    September    55666
    October      50093
    November     57458
    December     61941
    Name: Sale, dtype: int64

    Step 4: Create Excel sheet with the data from Step 2 and 3

    This is done by creating an Excel writer.

    writer = pd.ExcelWriter("SalesReport.xlsx")
    repr_sales.to_excel(writer, sheet_name="Sale per rep")
    months_sales.to_excel(writer, sheet_name="Sale per month")

    This will create an Excel sheet of name SalesReport.xlsx, with two sheets Sale per rep and Sale per month, respectively.

    But let’s try to add the two charts.

    Step 5: Adding the charts

    This is a bit more involved. As you see, the above steps have been quite straight forward and not required any high level Python programming skills (or Excel, except you need to know how to open an Excel sheet).

    writer = pd.ExcelWriter("SalesReport.xlsx")
    repr_sales.to_excel(writer, sheet_name="Sale per rep")
    months_sales.to_excel(writer, sheet_name="Sale per month")
    chart = writer.book.add_chart({'type': 'column'})
        'values': '=\'Sale per rep\'!$B$2:$B$10',
        'categories': '=\'Sale per rep\'!$A$2:$A$10',
        'name': "Sale"
    writer.sheets['Sale per rep'].insert_chart("D2", chart)
    chart = writer.book.add_chart({'type': 'column'})
        'values': '=\'Sale per month\'!$B$2:$B$13',
        'categories': '=\'Sale per month\'!$A$2:$A$13',
        'name': "Sale"
    writer.sheets['Sale per month'].insert_chart("D2", chart)

    This will create the sheets we have been waiting for. The charts are dynamic, meaning, that if you change the values the charts will change accordingly.

    First sheet from our results
    Second sheet from out results

    Final remarks

    Remember to see the YouTube video, which explains the material in more depth.

    If you like the above content, please share it on a social media or point a friend in this direction.

    Python Circle

    Do you know what the 5 key success factors every programmer must have?

    How is it possible that some people become programmer so fast?

    While others struggle for years and still fail.

    Not only do they learn python 10 times faster they solve complex problems with ease.

    What separates them from the rest?

    I identified these 5 success factors that every programmer must have to succeed:

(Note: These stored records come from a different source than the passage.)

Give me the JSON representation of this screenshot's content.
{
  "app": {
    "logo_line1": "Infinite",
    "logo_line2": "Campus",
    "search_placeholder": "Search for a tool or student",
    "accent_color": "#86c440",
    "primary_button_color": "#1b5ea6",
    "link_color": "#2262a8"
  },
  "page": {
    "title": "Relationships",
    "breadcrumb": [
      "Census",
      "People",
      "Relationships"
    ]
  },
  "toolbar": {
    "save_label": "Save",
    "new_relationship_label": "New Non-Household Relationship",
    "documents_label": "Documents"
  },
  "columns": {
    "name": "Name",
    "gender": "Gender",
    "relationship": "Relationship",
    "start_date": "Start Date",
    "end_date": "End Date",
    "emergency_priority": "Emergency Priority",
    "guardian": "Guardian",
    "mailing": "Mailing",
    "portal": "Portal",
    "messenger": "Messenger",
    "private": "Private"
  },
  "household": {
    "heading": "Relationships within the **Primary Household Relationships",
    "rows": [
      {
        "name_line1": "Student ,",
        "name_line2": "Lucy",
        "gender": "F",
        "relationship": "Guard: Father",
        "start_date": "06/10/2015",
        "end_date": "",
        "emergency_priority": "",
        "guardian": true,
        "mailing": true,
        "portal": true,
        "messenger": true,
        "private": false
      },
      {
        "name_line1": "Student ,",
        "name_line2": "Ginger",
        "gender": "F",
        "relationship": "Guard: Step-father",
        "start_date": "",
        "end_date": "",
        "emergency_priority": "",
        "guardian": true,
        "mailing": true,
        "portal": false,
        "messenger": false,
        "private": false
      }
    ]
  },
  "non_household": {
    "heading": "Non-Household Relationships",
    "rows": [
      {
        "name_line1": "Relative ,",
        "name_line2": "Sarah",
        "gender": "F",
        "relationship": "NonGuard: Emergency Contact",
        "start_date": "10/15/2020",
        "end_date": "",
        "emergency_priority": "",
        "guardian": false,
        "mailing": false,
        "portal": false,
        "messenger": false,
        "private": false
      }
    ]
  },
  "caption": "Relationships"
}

    1. Collaboration: sharing your work with others and receiving help with any questions or challenges you may have.
    2. Networking: the ability to connect with the right people and leverage their knowledge, experience, and resources.
    3. Support: receive feedback on your work and ask questions without feeling intimidated or judged.
    4. Accountability: stay motivated and accountable to your learning goals by surrounding yourself with others who are also committed to learning Python.
    5. Feedback from the instructor: receiving feedback and support from an instructor with years of experience in the field.

    I know how important these success factors are for growth and progress in mastering Python.

    That is why I want to make them available to anyone struggling to learn or who just wants to improve faster.

    With the Python Circle community, you can take advantage of 5 key success factors every programmer must have.

    Python Circle
    Python Circle

    Be part of something bigger and join the Python Circle community.

    Leave a Comment